IN-DEPTH: Biogas energy in Europe – from great promise to uncertain future

Biogas production in Europe has experienced an upsurge since 2000, reaching 14,9 Mtoe in 2014, as a result of national and EU policies to promote renewable energy sources. In Europe, biogas is principally used to generate electricity, contributing to 6.1% of power generation from renewable sources. First subject to strongly supportive policies, the biogas sector has seen major shifts in policy in recent years that will significantly affect its development and which are likely to deepen with the revised Renewable Energy Directive proposed in November of last year.

Biogas is a mixture of carbon dioxide and methane produced by the anaerobic digestion of biomass. Biomass typically used to produce modern biogas in Europe includes manure, harvest residues, household and industrial organic waste, and energy crops. The plants processing these types of biomass are commonly referred to as “agricultural” or “other biogas” plants to distinguish them from those producing biogas from landfills or sewage sludge. These latter have traditionally been used for waste cleanup and stabilization, with energy production being a happy byproduct. Most of the growth in biogas production in Europe has come from “agricultural” plants which account for 70% of total production. The appeal of biogas as energy source comes from its potential to strengthen domestic energy supply, increase income and employment in rural areas, and reduce GHG emissions relative to fossil fuels.

Since the early 2000s a number of European countries have encouraged  the development of biogas through supportive policies including feed-in-tariffs and green certificates for electricity, public grants and investment subsidies for new plants, and guarantees of origin for biogas upgraded into biomethane. In a number of countries including Germany, Italy, Czech Republic, France, and Austria, such policies were specifically geared to agricultural biogas. They included, for example, premiums for the use of energy crops, manure, green waste, or other agricultural feedstock, and investment subsidies for farms to promote income diversification.

Biogas Plants in European countries in 2013 by type. European Biogas Association (2014), Biogas Report.

This resulted in a rapidly growing but highly policy-sensitive sector. In this context, a policy shift in recent years raises questions about its future development. At the center of the issue lies the controversy on the GHG emission effect of using energy crops for the production of bioenergy. Indeed it is now widely accepted that crop-based bioenergy is not necessarily carbon neutral and may in fact entail higher GHG emissions relative to fossil fuels as a result of cultivation practices and ensuing land use changes. For instance, GHG emissions from the soil are directly related to fertilizer application, but this relationship is difficult to quantify and control as it depends on site-specific conditions. Additionally, land use changes both on the land where the energy crops grow and on other lands cultivated to compensate for the loss in food production affect the GHG balance of crop-based bioenergy. These factors can contribute to a positive GHG balance and even higher emissions than would result from fossil fuel use if, for example, lands with high carbon stocks like forests and grasslands are converted to conventional annual cropland.

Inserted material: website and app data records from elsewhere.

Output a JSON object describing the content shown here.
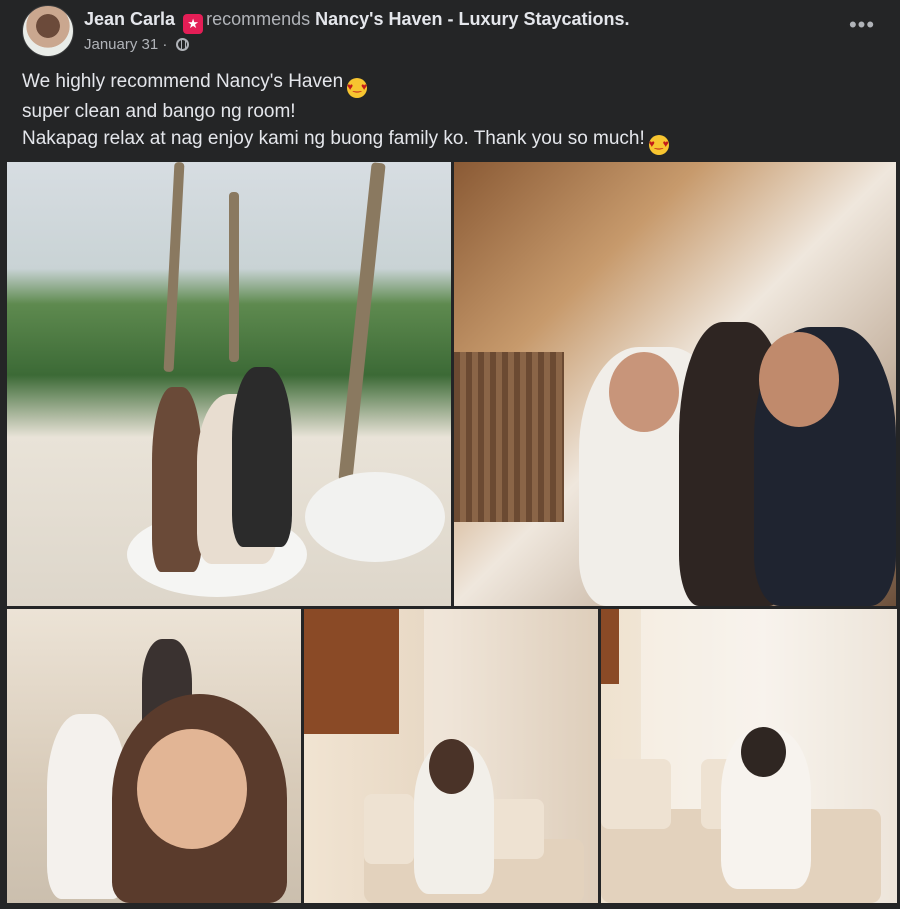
{
  "post": {
    "author": "Jean Carla",
    "recommends_text": "recommends",
    "page_name": "Nancy's Haven - Luxury Staycations.",
    "date": "January 31",
    "date_separator": "·",
    "audience_icon": "globe-icon",
    "more_options": "•••",
    "caption_lines": [
      "We highly recommend Nancy's Haven",
      "super clean and bango ng room!",
      "Nakapag relax at nag enjoy kami ng buong family ko.  Thank you so much!"
    ],
    "emoji": "heart-eyes-emoji",
    "photo_count": 5
  },
  "colors": {
    "background": "#242526",
    "text_primary": "#e4e6eb",
    "text_secondary": "#b0b3b8",
    "recommend_icon": "#e41e56"
  }
}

Reacting to the prevalent debate on bioenergy sustainability, a number of European countries, including Germany and Italy which together make up 63% of total production, have amended their policies to limit the use of energy crops and especially food crops (e.g. maize) [2. This was accomplished by removing premiums attached to energy crops, and instead introducing premiums for the use of manure and organic wastes of agricultural, industrial, or residential origin. These policy developments are reflected at the EU level in the proposal for the revised Renewable Energy Directive, which extends a reinforced GHG savings requirement of 80% to biogas-based electricity and heat. Additionally, the revised directive lowers the 7% cap on food-based transport fuels to 3.8% by 2030, which affects the biomethane sector.

What these developments make certain is that the biogas sector will not continue expanding the same way it has until now. Just what contribution the sector will make to Europe’s renewable energy targets in the future, however, is still unclear. A factor that is expected to impact the entire bioenergy industry is the development of sustainable production systems for non-food energy crops. For biogas in particular, a more immediate opportunity presents itself in the EU’s move to promote waste recovery and recycling crystallized in the Circular Economy Strategy. Germany, for example, made separate organic waste collection in communities mandatory in 2015, dedicating this waste to its biogas and compost producers. The dissemination of such collection and recovery policies will generate alternative, more environmentally-friendly feedstock for the sector and new growth possibilities.

This article was first published on ICCG’s International Climate Policy Magazine n. 44.

(Image: Biogas installation on a dairy farm in Grosseto, Italy (2016). Photo credit: Delfina Grinspan.)